__Available data__.
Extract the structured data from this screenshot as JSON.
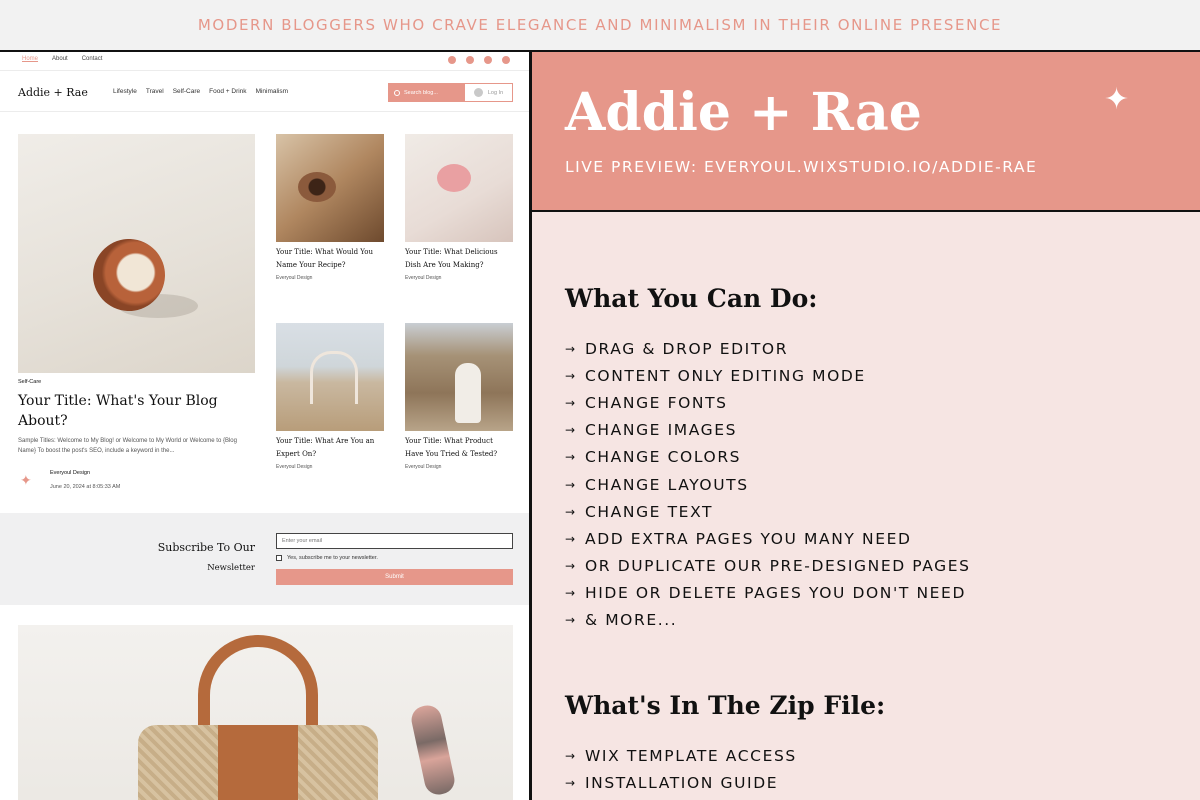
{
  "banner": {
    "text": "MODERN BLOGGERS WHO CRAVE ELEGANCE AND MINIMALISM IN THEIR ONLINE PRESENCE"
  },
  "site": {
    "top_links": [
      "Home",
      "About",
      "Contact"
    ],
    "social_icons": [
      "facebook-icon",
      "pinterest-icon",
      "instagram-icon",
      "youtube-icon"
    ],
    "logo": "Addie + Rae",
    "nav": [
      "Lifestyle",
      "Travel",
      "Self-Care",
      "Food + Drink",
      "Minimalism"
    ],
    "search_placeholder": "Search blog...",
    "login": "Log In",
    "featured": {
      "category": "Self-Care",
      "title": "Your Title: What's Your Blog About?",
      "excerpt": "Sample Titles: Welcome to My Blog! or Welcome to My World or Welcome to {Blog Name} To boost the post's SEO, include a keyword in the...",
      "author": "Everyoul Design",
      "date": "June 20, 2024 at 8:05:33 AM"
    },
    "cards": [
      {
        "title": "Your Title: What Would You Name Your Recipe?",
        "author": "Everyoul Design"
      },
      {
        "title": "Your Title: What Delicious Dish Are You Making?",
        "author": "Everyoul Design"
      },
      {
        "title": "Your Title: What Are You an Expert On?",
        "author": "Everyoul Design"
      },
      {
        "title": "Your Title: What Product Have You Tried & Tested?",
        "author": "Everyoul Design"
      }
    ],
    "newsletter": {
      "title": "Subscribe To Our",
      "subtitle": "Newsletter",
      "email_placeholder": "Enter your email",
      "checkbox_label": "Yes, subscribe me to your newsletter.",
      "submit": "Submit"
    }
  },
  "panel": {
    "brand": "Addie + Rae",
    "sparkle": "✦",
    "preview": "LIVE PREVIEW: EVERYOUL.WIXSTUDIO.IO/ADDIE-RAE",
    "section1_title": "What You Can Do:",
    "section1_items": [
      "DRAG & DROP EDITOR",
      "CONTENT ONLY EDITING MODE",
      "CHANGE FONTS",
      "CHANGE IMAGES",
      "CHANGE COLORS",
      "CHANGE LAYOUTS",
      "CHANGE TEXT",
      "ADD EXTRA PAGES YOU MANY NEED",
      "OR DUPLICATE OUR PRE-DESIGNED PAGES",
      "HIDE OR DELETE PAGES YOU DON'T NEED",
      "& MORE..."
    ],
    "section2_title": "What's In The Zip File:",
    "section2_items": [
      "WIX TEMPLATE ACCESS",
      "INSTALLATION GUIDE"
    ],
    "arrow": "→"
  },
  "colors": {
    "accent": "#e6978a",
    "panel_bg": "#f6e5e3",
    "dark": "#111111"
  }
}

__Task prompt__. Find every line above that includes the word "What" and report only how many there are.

__Result of the exercise__. 7